Drawing on an international range of contributors with backgrounds in journalism, politics, history and economics, the book presents chapters exploring differing media representations of austerity from UK, US and European perspectives. It also investigates practices in financial journalism and highlights the role of social media in reporting public responses to government austerity measures.
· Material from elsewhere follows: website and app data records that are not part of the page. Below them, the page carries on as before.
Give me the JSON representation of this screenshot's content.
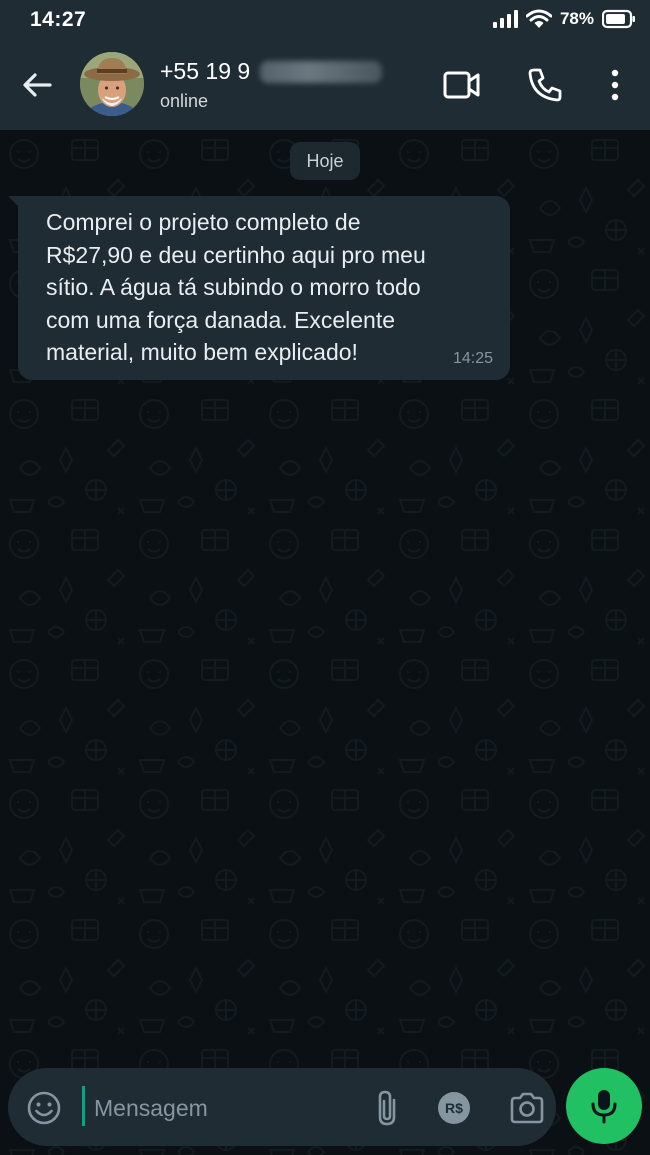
{
  "status_bar": {
    "time": "14:27",
    "battery_percent": "78%",
    "icons": [
      "signal-icon",
      "wifi-icon",
      "battery-icon"
    ]
  },
  "header": {
    "contact_number_visible": "+55 19 9",
    "contact_status": "online",
    "icons": [
      "back-arrow-icon",
      "video-call-icon",
      "phone-icon",
      "more-options-icon"
    ]
  },
  "chat": {
    "date_separator": "Hoje",
    "messages": [
      {
        "direction": "incoming",
        "text": "Comprei o projeto completo de\nR$27,90 e deu certinho aqui pro meu\nsítio. A água tá subindo o morro todo\ncom uma força danada. Excelente\nmaterial, muito bem explicado!",
        "time": "14:25"
      }
    ]
  },
  "composer": {
    "placeholder": "Mensagem",
    "value": "",
    "pay_label": "R$",
    "icons": [
      "emoji-icon",
      "attach-icon",
      "payment-icon",
      "camera-icon",
      "mic-icon"
    ]
  },
  "colors": {
    "header_bg": "#1f2c34",
    "chat_bg": "#0b1014",
    "bubble_bg": "#1f2c34",
    "accent_green": "#21c063",
    "caret_green": "#00a884"
  }
}
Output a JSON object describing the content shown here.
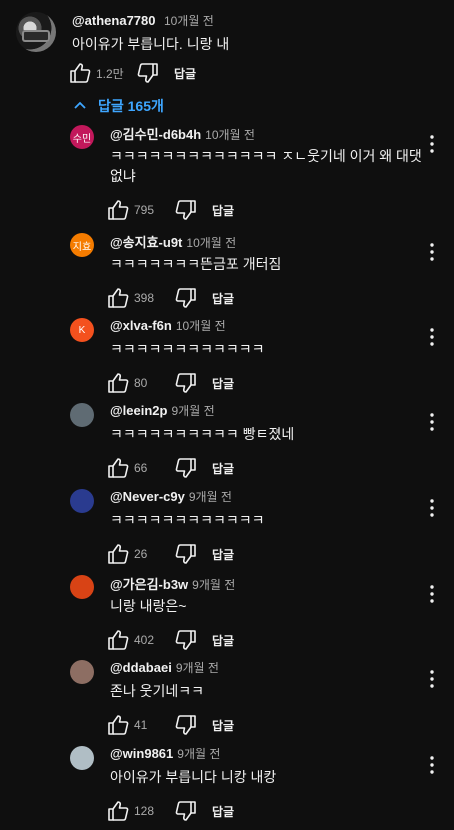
{
  "thread": {
    "author": "@athena7780",
    "time": "10개월 전",
    "text": "아이유가 부릅니다. 니랑 내",
    "likes": "1.2만",
    "reply_label": "답글",
    "replies_toggle": "답글 165개"
  },
  "replies": [
    {
      "author": "@김수민-d6b4h",
      "time": "10개월 전",
      "lines": [
        "ㅋㅋㅋㅋㅋㅋㅋㅋㅋㅋㅋㅋㅋ ㅈㄴ웃기네 이거 왜 대댓",
        "없냐"
      ],
      "likes": "795",
      "reply_label": "답글",
      "avatar_text": "수민",
      "avatar_color": "#c2185b"
    },
    {
      "author": "@송지효-u9t",
      "time": "10개월 전",
      "lines": [
        "ㅋㅋㅋㅋㅋㅋㅋ뜬금포 개터짐"
      ],
      "likes": "398",
      "reply_label": "답글",
      "avatar_text": "지효",
      "avatar_color": "#f57c00"
    },
    {
      "author": "@xlva-f6n",
      "time": "10개월 전",
      "lines": [
        "ㅋㅋㅋㅋㅋㅋㅋㅋㅋㅋㅋㅋ"
      ],
      "likes": "80",
      "reply_label": "답글",
      "avatar_text": "K",
      "avatar_color": "#f4511e"
    },
    {
      "author": "@leein2p",
      "time": "9개월 전",
      "lines": [
        "ㅋㅋㅋㅋㅋㅋㅋㅋㅋㅋ 빵ㅌ졌네"
      ],
      "likes": "66",
      "reply_label": "답글",
      "avatar_text": "",
      "avatar_color": "#5f6b73"
    },
    {
      "author": "@Never-c9y",
      "time": "9개월 전",
      "lines": [
        "ㅋㅋㅋㅋㅋㅋㅋㅋㅋㅋㅋㅋ"
      ],
      "likes": "26",
      "reply_label": "답글",
      "avatar_text": "",
      "avatar_color": "#2a3b8f"
    },
    {
      "author": "@가은김-b3w",
      "time": "9개월 전",
      "lines": [
        "니랑 내랑은~"
      ],
      "likes": "402",
      "reply_label": "답글",
      "avatar_text": "",
      "avatar_color": "#d84315"
    },
    {
      "author": "@ddabaei",
      "time": "9개월 전",
      "lines": [
        "존나 웃기네ㅋㅋ"
      ],
      "likes": "41",
      "reply_label": "답글",
      "avatar_text": "",
      "avatar_color": "#8d6e63"
    },
    {
      "author": "@win9861",
      "time": "9개월 전",
      "lines": [
        "아이유가 부릅니다 니캉 내캉"
      ],
      "likes": "128",
      "reply_label": "답글",
      "avatar_text": "",
      "avatar_color": "#b0bec5"
    }
  ],
  "icons": {
    "like": "thumb-up-icon",
    "dislike": "thumb-down-icon",
    "more": "more-vertical-icon",
    "toggle": "chevron-up-icon"
  }
}
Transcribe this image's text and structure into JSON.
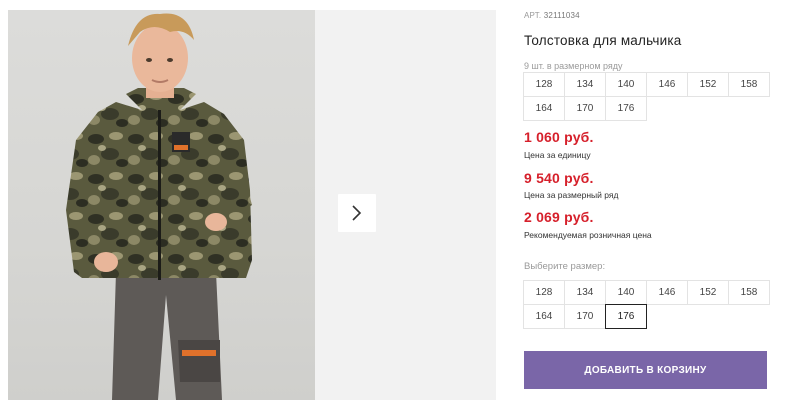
{
  "product": {
    "article_label": "АРТ.",
    "article_value": "32111034",
    "title": "Толстовка для мальчика",
    "row_note": "9 шт. в размерном ряду",
    "row_sizes": [
      "128",
      "134",
      "140",
      "146",
      "152",
      "158",
      "164",
      "170",
      "176"
    ],
    "prices": [
      {
        "value": "1 060 руб.",
        "caption": "Цена за единицу"
      },
      {
        "value": "9 540 руб.",
        "caption": "Цена за размерный ряд"
      },
      {
        "value": "2 069 руб.",
        "caption": "Рекомендуемая розничная цена"
      }
    ],
    "choose_label": "Выберите размер:",
    "select_sizes": [
      "128",
      "134",
      "140",
      "146",
      "152",
      "158",
      "164",
      "170",
      "176"
    ],
    "selected_size": "176",
    "add_to_cart_label": "ДОБАВИТЬ В КОРЗИНУ"
  },
  "gallery": {
    "next_icon": "chevron-right-icon",
    "photo_subject": "product-photo"
  },
  "colors": {
    "price": "#d6202b",
    "button": "#7a66a8",
    "selected_border": "#222222"
  }
}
They reveal that, without a credible and coherent alternative to austerity from the political opposition, what had been an initial response to the consequences of the financial crisis, became entrenched between 2010 and 2015 in political discourse.

The Media and Austerity is a clear and concise introduction for students of journalism, media, politics and finance to the connections between the media, politics and society in relation to the public perception of austerity after the 2008 global financial crash.

chapter |11 pages

Introduction

The media as messenger
ByLaura Basu, Steve Schifferes, Sophie Knowles

part I|83 pages

The UK experience

chapter 1|15 pages

The UK news media and austerity

Trends since the global financial crisis
BySteve Schifferes, Sophie Knowles

chapter 2|13 pages

Media amnesia and the crisis

ByLaura Basu

chapter 3|20 pages

Austerity, the media and the UK public

ByMike Berry

chapter 4|17 pages

The economic recovery on TV news

ByRichard Thomas

chapter 5|16 pages

The ‘Geddes Axe’

The press and Britain’s first austerity drive
ByRichard Roberts

part II|58 pages

Continental perspectives

chapter 6|14 pages

Covering the Euro crisis

Cleavages and convergences
ByHeinz-Werner Nienstedt

chapter 7|15 pages

Austerity policies in the European press

A divided Europe?
ByÁngel Arrese

chapter 8|12 pages

Safeguarding the status quo

The press and the emergence of a new left in Greece and Spain
ByMaria Kyriakidou, Iñaki Garcia-Blanco

part III|54 pages

Journalistic practice and the crisis

chapter 10|13 pages

Whose economy, whose news?

ByAeron Davis

chapter 11|13 pages

‘Mediamacro’

Why the news media ignores economic experts
BySimon Wren-Lewis

chapter 13|13 pages

Reform in retreat

The media, the banks and the attack on Dodd-Frank
ByAdam Cox

part IV|53 pages

Social media, social movements and the crisis

chapter 14|15 pages

Social media and the capitalist crisis

ByChristian Fuchs

chapter 15|11 pages

Narrative mediation of the Occupy movement

A case study of Stockholm and Latvia
ByAnne Kaun, Maria Francesca Murru

chapter 16|11 pages

Facebook and the populist right

How populist politicians use social media to reimagine the news in Finland and the UK
ByNiko Hatakka

chapter 17|14 pages

#ThisIsACoup

The emergence of an anti-austerity hashtag across Europe’s twittersphere
ByMax Hänska, Stefan Bauchowitz